1) American Alligator — These reptiles are related to the crocodile and can be found in the southeast region of the U.S., including Florida, Georgia and North Carolina. They have made the list because of hunting, poaching and loss of habitat. Recently, a massive 20-foot long alligator was spotted at the Circle B Bar Reserve in Lakeland, Florida.
2) Piping Plover — A bird known for its small size and yellow legs, it searches gravelly beaches for food. Its survival is threatened due to human activity on beaches. The number of this species is dwindling and has almost disappeared from the Great Lakes region.
3) Hay’s Spring Amphipod — Resembling a shrimp, this crustacean can be found in the crevasses and cracks of freshwater springs. What is interesting is that they are blind due to living in dark, small spaces. They have been found in Washington, D.C.’s Rock Creek Park.
4) New England Cottontail Rabbit — Found in parts of New England and New York, this rabbit is the only rabbit native to New England. The population is low due to the loss of young forest habitats, which consist of brush, densely growing trees and shrubs. Development, timber harvesting and wildfires are just a few reasons why young forests aren’t plentiful. It’s important to note that certain wildlife lives in young forests during certain parts of their life cycles.

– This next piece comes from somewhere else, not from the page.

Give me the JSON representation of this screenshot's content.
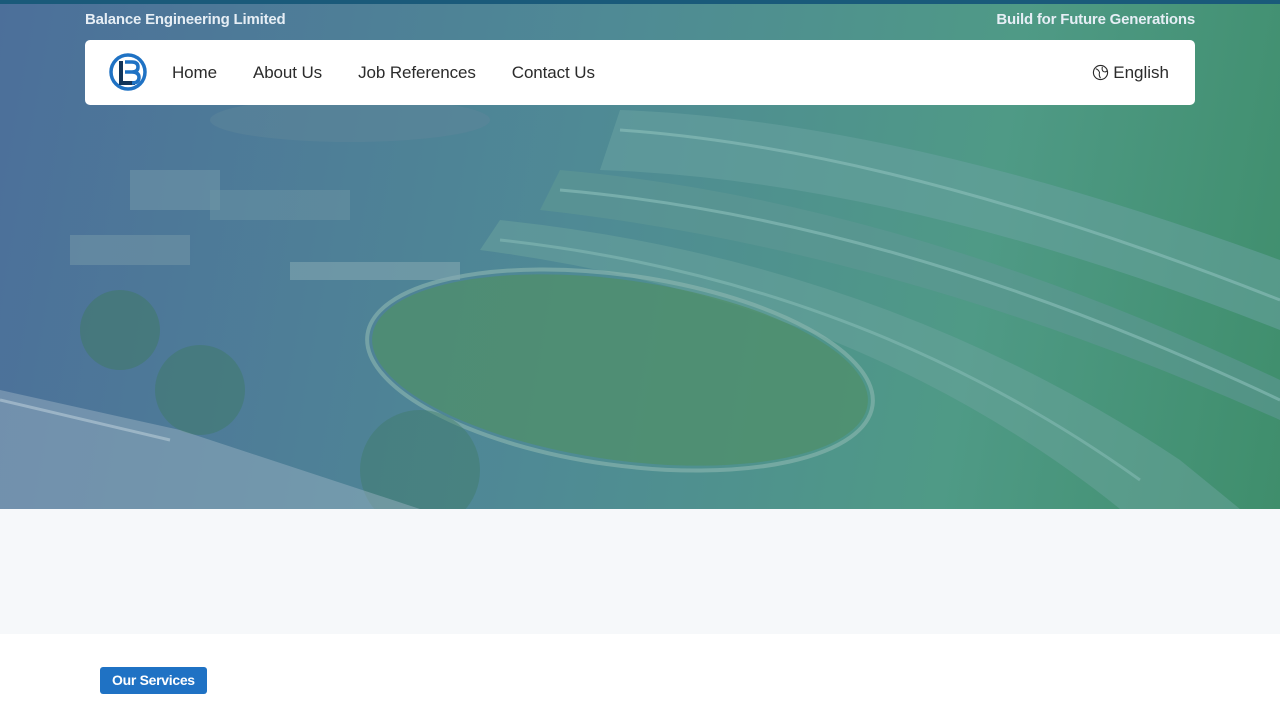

5) Swamp Pink – A pink, cone-like plant, the Swamp Pink is found in wetlands and seepage areas in freshwater swamps in New Jersey, Delaware, Maryland, Georgia, North Carolina and South Carolina. Its protection became necessary as a result of many factors, including development, trampling, collecting, timber operations and habitat degradation, (e.g. sewage treatment discharge).
The majority of the wildlife that is protected in nature reserves are birds, reptiles, insects, and amphibians. Each state in our nation has its own list of wildlife that needs to be protected. Unfortunately, the lists keep growing for a myriad of reasons. It’s not too late to become involved in helping some of these species and their habitats flourish.